* [TRY IT]
Your response should contain every record below, copied exactly.

* [LISTED ENTRIES]
******
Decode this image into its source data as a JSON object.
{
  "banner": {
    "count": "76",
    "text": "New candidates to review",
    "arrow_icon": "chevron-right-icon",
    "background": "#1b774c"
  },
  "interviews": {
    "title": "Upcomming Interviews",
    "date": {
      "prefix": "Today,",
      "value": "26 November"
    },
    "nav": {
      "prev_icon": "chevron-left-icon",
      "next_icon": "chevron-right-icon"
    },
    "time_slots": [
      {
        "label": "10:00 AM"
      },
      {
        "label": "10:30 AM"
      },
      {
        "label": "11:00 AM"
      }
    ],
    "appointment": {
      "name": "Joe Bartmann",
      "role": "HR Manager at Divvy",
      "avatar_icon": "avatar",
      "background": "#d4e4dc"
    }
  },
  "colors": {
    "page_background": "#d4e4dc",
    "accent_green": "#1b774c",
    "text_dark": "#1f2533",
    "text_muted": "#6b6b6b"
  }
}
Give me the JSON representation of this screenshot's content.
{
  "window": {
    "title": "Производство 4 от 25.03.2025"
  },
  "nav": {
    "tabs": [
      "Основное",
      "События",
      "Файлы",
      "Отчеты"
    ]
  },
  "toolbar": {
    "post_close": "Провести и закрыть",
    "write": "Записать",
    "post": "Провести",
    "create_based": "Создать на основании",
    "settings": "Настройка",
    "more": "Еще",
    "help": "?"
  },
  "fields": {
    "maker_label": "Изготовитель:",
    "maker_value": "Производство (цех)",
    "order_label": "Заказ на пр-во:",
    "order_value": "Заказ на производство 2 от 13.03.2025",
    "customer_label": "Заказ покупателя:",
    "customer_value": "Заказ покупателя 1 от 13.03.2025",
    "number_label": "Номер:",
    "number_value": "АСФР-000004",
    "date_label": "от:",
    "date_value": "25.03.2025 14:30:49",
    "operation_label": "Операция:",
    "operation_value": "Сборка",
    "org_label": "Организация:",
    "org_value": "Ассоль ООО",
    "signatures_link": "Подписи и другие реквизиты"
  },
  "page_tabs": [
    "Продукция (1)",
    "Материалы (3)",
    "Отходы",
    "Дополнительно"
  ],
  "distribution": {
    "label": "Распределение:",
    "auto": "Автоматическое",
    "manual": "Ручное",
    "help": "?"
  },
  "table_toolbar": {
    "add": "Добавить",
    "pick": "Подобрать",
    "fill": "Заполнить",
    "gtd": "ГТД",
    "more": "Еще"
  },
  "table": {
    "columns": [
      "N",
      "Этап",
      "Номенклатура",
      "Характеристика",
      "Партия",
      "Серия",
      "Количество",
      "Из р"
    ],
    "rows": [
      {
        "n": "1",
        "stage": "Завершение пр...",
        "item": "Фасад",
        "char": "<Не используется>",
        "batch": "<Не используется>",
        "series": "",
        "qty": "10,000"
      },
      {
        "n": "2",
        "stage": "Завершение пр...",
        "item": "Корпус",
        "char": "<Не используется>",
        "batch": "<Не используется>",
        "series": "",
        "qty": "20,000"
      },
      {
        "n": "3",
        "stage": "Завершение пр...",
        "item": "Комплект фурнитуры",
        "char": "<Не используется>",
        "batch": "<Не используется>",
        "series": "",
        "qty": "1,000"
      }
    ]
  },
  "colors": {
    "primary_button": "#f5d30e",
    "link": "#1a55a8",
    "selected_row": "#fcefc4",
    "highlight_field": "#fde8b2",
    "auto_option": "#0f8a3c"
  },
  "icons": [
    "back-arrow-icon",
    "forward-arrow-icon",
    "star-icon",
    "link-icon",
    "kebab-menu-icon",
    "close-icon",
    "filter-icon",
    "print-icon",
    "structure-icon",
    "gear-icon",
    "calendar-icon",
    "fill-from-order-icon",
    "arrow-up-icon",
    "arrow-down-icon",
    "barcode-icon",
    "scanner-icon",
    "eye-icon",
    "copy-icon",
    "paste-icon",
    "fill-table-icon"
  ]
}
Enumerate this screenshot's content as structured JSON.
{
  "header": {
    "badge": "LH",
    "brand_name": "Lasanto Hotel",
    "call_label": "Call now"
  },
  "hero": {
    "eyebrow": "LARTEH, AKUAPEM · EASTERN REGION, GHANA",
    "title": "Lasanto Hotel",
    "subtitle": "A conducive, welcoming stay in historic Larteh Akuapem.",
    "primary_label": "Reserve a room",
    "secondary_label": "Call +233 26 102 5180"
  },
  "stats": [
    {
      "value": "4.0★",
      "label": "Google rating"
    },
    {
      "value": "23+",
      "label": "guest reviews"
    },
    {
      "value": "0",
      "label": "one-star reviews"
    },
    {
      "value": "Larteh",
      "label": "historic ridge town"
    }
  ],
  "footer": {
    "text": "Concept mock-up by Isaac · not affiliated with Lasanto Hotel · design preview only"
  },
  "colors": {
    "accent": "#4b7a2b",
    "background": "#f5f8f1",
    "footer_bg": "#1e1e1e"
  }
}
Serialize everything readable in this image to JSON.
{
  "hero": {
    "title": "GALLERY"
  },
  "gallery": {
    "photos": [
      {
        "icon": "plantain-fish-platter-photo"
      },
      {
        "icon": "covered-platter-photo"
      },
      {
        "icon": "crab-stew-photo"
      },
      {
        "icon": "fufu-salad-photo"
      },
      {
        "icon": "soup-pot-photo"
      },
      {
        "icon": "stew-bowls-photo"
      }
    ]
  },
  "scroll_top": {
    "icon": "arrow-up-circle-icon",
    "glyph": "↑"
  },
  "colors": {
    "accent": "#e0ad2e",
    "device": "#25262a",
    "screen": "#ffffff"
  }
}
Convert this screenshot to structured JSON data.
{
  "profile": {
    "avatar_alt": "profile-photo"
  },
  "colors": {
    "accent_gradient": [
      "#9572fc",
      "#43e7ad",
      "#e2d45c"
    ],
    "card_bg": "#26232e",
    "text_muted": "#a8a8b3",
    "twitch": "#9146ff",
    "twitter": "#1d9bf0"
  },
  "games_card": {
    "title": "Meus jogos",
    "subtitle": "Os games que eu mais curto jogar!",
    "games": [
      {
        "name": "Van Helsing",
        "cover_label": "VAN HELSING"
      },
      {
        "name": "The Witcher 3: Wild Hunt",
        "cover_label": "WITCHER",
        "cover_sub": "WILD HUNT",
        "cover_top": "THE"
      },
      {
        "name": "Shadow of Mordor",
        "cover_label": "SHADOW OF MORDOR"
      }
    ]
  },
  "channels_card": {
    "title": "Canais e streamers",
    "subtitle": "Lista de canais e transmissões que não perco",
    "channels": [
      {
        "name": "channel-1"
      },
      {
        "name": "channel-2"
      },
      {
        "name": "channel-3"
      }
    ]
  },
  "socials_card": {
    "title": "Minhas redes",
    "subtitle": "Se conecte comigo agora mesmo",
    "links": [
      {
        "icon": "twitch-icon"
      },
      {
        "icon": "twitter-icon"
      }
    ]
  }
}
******
* [TASK ANSWER]
Decode this image into its source data as a JSON object.
{
  "banner": {
    "count": "76",
    "text": "New candidates to review",
    "arrow_icon": "chevron-right-icon",
    "background": "#1b774c"
  },
  "interviews": {
    "title": "Upcomming Interviews",
    "date": {
      "prefix": "Today,",
      "value": "26 November"
    },
    "nav": {
      "prev_icon": "chevron-left-icon",
      "next_icon": "chevron-right-icon"
    },
    "time_slots": [
      {
        "label": "10:00 AM"
      },
      {
        "label": "10:30 AM"
      },
      {
        "label": "11:00 AM"
      }
    ],
    "appointment": {
      "name": "Joe Bartmann",
      "role": "HR Manager at Divvy",
      "avatar_icon": "avatar",
      "background": "#d4e4dc"
    }
  },
  "colors": {
    "page_background": "#d4e4dc",
    "accent_green": "#1b774c",
    "text_dark": "#1f2533",
    "text_muted": "#6b6b6b"
  }
}
Give me the JSON representation of this screenshot's content.
{
  "window": {
    "title": "Производство 4 от 25.03.2025"
  },
  "nav": {
    "tabs": [
      "Основное",
      "События",
      "Файлы",
      "Отчеты"
    ]
  },
  "toolbar": {
    "post_close": "Провести и закрыть",
    "write": "Записать",
    "post": "Провести",
    "create_based": "Создать на основании",
    "settings": "Настройка",
    "more": "Еще",
    "help": "?"
  },
  "fields": {
    "maker_label": "Изготовитель:",
    "maker_value": "Производство (цех)",
    "order_label": "Заказ на пр-во:",
    "order_value": "Заказ на производство 2 от 13.03.2025",
    "customer_label": "Заказ покупателя:",
    "customer_value": "Заказ покупателя 1 от 13.03.2025",
    "number_label": "Номер:",
    "number_value": "АСФР-000004",
    "date_label": "от:",
    "date_value": "25.03.2025 14:30:49",
    "operation_label": "Операция:",
    "operation_value": "Сборка",
    "org_label": "Организация:",
    "org_value": "Ассоль ООО",
    "signatures_link": "Подписи и другие реквизиты"
  },
  "page_tabs": [
    "Продукция (1)",
    "Материалы (3)",
    "Отходы",
    "Дополнительно"
  ],
  "distribution": {
    "label": "Распределение:",
    "auto": "Автоматическое",
    "manual": "Ручное",
    "help": "?"
  },
  "table_toolbar": {
    "add": "Добавить",
    "pick": "Подобрать",
    "fill": "Заполнить",
    "gtd": "ГТД",
    "more": "Еще"
  },
  "table": {
    "columns": [
      "N",
      "Этап",
      "Номенклатура",
      "Характеристика",
      "Партия",
      "Серия",
      "Количество",
      "Из р"
    ],
    "rows": [
      {
        "n": "1",
        "stage": "Завершение пр...",
        "item": "Фасад",
        "char": "<Не используется>",
        "batch": "<Не используется>",
        "series": "",
        "qty": "10,000"
      },
      {
        "n": "2",
        "stage": "Завершение пр...",
        "item": "Корпус",
        "char": "<Не используется>",
        "batch": "<Не используется>",
        "series": "",
        "qty": "20,000"
      },
      {
        "n": "3",
        "stage": "Завершение пр...",
        "item": "Комплект фурнитуры",
        "char": "<Не используется>",
        "batch": "<Не используется>",
        "series": "",
        "qty": "1,000"
      }
    ]
  },
  "colors": {
    "primary_button": "#f5d30e",
    "link": "#1a55a8",
    "selected_row": "#fcefc4",
    "highlight_field": "#fde8b2",
    "auto_option": "#0f8a3c"
  },
  "icons": [
    "back-arrow-icon",
    "forward-arrow-icon",
    "star-icon",
    "link-icon",
    "kebab-menu-icon",
    "close-icon",
    "filter-icon",
    "print-icon",
    "structure-icon",
    "gear-icon",
    "calendar-icon",
    "fill-from-order-icon",
    "arrow-up-icon",
    "arrow-down-icon",
    "barcode-icon",
    "scanner-icon",
    "eye-icon",
    "copy-icon",
    "paste-icon",
    "fill-table-icon"
  ]
}
Enumerate this screenshot's content as structured JSON.
{
  "header": {
    "badge": "LH",
    "brand_name": "Lasanto Hotel",
    "call_label": "Call now"
  },
  "hero": {
    "eyebrow": "LARTEH, AKUAPEM · EASTERN REGION, GHANA",
    "title": "Lasanto Hotel",
    "subtitle": "A conducive, welcoming stay in historic Larteh Akuapem.",
    "primary_label": "Reserve a room",
    "secondary_label": "Call +233 26 102 5180"
  },
  "stats": [
    {
      "value": "4.0★",
      "label": "Google rating"
    },
    {
      "value": "23+",
      "label": "guest reviews"
    },
    {
      "value": "0",
      "label": "one-star reviews"
    },
    {
      "value": "Larteh",
      "label": "historic ridge town"
    }
  ],
  "footer": {
    "text": "Concept mock-up by Isaac · not affiliated with Lasanto Hotel · design preview only"
  },
  "colors": {
    "accent": "#4b7a2b",
    "background": "#f5f8f1",
    "footer_bg": "#1e1e1e"
  }
}
Serialize everything readable in this image to JSON.
{
  "hero": {
    "title": "GALLERY"
  },
  "gallery": {
    "photos": [
      {
        "icon": "plantain-fish-platter-photo"
      },
      {
        "icon": "covered-platter-photo"
      },
      {
        "icon": "crab-stew-photo"
      },
      {
        "icon": "fufu-salad-photo"
      },
      {
        "icon": "soup-pot-photo"
      },
      {
        "icon": "stew-bowls-photo"
      }
    ]
  },
  "scroll_top": {
    "icon": "arrow-up-circle-icon",
    "glyph": "↑"
  },
  "colors": {
    "accent": "#e0ad2e",
    "device": "#25262a",
    "screen": "#ffffff"
  }
}
Convert this screenshot to structured JSON data.
{
  "profile": {
    "avatar_alt": "profile-photo"
  },
  "colors": {
    "accent_gradient": [
      "#9572fc",
      "#43e7ad",
      "#e2d45c"
    ],
    "card_bg": "#26232e",
    "text_muted": "#a8a8b3",
    "twitch": "#9146ff",
    "twitter": "#1d9bf0"
  },
  "games_card": {
    "title": "Meus jogos",
    "subtitle": "Os games que eu mais curto jogar!",
    "games": [
      {
        "name": "Van Helsing",
        "cover_label": "VAN HELSING"
      },
      {
        "name": "The Witcher 3: Wild Hunt",
        "cover_label": "WITCHER",
        "cover_sub": "WILD HUNT",
        "cover_top": "THE"
      },
      {
        "name": "Shadow of Mordor",
        "cover_label": "SHADOW OF MORDOR"
      }
    ]
  },
  "channels_card": {
    "title": "Canais e streamers",
    "subtitle": "Lista de canais e transmissões que não perco",
    "channels": [
      {
        "name": "channel-1"
      },
      {
        "name": "channel-2"
      },
      {
        "name": "channel-3"
      }
    ]
  },
  "socials_card": {
    "title": "Minhas redes",
    "subtitle": "Se conecte comigo agora mesmo",
    "links": [
      {
        "icon": "twitch-icon"
      },
      {
        "icon": "twitter-icon"
      }
    ]
  }
}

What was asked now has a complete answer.